[Dataset rows for apps and sites]
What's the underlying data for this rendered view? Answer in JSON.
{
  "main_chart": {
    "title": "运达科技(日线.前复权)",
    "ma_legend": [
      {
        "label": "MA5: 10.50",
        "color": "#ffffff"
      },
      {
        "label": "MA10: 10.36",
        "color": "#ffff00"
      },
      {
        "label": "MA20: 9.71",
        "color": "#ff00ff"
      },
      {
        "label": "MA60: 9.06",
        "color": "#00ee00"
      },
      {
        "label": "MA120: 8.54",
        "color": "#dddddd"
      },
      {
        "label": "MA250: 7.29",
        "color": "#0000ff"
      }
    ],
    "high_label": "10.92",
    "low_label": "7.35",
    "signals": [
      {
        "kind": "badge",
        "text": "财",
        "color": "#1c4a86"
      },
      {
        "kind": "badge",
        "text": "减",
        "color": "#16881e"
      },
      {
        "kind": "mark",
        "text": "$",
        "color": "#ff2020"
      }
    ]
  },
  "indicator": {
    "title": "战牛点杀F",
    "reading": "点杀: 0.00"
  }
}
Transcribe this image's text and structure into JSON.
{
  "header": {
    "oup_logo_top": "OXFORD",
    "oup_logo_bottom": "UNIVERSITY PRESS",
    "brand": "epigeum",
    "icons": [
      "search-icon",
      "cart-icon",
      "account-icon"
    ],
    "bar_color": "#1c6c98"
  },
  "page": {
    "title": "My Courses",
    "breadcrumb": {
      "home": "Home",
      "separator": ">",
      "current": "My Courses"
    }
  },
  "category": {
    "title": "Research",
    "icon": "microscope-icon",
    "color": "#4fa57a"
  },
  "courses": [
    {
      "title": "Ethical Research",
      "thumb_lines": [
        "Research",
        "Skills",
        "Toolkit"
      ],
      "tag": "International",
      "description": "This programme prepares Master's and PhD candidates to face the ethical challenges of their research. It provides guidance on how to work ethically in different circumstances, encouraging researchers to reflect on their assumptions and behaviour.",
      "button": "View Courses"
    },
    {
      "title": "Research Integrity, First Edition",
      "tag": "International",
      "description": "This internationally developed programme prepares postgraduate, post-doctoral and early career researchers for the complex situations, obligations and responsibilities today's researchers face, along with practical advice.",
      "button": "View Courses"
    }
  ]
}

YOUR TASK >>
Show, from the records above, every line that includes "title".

TASK ANSWER >>
    "title": "运达科技(日线.前复权)",
    "title": "战牛点杀F",
    "title": "My Courses",
    "title": "Research",
      "title": "Ethical Research",
      "title": "Research Integrity, First Edition",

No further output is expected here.